• **WORK ORDER**
Give the entries again in full. Nothing may be altered.

(Excerpts from an interface dataset)
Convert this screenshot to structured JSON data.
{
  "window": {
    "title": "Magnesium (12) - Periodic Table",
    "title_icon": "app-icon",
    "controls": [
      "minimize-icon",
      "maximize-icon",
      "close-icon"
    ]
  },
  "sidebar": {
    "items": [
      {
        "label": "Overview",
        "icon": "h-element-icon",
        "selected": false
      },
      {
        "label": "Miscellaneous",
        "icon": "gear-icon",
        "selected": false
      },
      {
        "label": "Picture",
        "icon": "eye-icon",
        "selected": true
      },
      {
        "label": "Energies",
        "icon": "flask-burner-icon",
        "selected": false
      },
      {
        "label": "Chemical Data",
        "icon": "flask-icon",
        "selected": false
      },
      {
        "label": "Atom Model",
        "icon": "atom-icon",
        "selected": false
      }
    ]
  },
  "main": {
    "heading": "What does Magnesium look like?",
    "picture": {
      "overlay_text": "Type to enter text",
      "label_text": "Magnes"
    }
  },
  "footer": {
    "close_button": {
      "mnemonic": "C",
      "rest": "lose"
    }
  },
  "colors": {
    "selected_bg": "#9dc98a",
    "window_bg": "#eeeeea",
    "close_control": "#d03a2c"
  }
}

• **EXERCISE ANSWER**
Convert this screenshot to structured JSON data.
{
  "window": {
    "title": "Magnesium (12) - Periodic Table",
    "title_icon": "app-icon",
    "controls": [
      "minimize-icon",
      "maximize-icon",
      "close-icon"
    ]
  },
  "sidebar": {
    "items": [
      {
        "label": "Overview",
        "icon": "h-element-icon",
        "selected": false
      },
      {
        "label": "Miscellaneous",
        "icon": "gear-icon",
        "selected": false
      },
      {
        "label": "Picture",
        "icon": "eye-icon",
        "selected": true
      },
      {
        "label": "Energies",
        "icon": "flask-burner-icon",
        "selected": false
      },
      {
        "label": "Chemical Data",
        "icon": "flask-icon",
        "selected": false
      },
      {
        "label": "Atom Model",
        "icon": "atom-icon",
        "selected": false
      }
    ]
  },
  "main": {
    "heading": "What does Magnesium look like?",
    "picture": {
      "overlay_text": "Type to enter text",
      "label_text": "Magnes"
    }
  },
  "footer": {
    "close_button": {
      "mnemonic": "C",
      "rest": "lose"
    }
  },
  "colors": {
    "selected_bg": "#9dc98a",
    "window_bg": "#eeeeea",
    "close_control": "#d03a2c"
  }
}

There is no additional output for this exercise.